## INSTRUCTIONS FOR THE TASK
Where does the string "with" occur in the entries below? Copy every line where it does.

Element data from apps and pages

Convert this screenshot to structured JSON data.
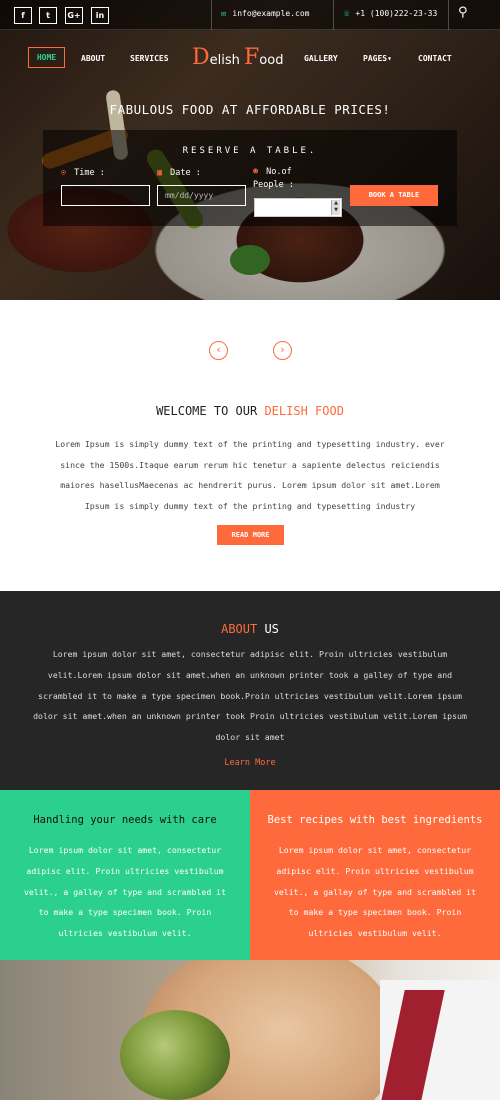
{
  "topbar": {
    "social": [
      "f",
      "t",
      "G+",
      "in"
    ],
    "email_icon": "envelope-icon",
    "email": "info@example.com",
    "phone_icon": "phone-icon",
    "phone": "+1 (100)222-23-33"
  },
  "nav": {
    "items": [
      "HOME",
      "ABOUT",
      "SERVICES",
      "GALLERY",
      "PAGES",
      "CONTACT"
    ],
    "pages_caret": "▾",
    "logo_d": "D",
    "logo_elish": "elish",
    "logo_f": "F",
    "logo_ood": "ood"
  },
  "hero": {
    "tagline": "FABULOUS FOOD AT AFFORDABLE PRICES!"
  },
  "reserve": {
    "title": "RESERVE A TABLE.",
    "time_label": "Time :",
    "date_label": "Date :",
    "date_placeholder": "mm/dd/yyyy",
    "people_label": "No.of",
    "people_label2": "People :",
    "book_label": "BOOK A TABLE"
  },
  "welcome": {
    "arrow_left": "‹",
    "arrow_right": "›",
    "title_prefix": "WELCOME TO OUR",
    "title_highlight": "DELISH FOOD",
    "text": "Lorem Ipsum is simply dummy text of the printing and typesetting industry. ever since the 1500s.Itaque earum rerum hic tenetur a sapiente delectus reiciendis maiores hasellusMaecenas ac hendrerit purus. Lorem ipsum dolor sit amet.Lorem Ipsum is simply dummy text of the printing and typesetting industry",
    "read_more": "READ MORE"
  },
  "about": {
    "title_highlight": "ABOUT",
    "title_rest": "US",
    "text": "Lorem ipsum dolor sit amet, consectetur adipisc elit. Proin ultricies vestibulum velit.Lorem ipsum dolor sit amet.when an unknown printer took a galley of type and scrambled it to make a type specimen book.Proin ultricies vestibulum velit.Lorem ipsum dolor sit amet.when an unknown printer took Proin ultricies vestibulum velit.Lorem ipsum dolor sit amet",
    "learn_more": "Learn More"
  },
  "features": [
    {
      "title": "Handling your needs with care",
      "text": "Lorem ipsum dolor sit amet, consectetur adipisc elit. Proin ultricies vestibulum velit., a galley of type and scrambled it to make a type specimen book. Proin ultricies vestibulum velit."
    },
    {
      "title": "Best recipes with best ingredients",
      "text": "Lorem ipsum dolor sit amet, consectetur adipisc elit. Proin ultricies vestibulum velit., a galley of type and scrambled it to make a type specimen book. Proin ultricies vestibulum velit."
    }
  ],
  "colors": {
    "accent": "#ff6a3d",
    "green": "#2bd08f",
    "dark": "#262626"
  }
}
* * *
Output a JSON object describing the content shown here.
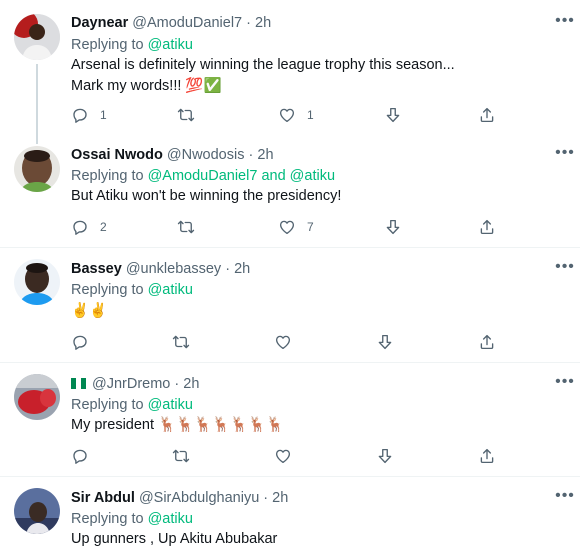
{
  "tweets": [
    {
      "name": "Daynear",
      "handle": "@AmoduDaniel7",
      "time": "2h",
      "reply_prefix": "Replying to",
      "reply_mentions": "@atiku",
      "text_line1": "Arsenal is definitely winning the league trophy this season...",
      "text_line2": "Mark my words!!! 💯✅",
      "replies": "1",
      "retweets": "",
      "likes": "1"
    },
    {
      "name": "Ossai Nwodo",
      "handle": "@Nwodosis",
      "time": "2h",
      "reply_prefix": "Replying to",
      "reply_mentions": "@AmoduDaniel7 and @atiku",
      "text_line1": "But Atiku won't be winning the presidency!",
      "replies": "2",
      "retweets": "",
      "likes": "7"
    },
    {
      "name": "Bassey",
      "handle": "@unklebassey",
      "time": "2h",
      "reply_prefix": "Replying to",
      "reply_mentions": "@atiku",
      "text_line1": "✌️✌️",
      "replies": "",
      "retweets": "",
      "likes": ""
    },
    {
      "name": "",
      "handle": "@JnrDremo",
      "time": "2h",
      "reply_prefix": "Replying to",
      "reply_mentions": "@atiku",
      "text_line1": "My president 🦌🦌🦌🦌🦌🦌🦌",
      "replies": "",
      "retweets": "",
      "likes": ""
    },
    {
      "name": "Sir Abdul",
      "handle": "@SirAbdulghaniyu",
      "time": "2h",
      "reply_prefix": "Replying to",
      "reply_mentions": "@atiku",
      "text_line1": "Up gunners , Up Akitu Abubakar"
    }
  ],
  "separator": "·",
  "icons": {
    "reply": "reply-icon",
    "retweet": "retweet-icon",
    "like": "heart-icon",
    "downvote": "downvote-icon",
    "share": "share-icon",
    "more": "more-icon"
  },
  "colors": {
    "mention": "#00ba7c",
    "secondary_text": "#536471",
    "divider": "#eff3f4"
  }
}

## ANSWER TO THE PROBLEM
      "title": "Handling your needs with care",
      "title": "Best recipes with best ingredients",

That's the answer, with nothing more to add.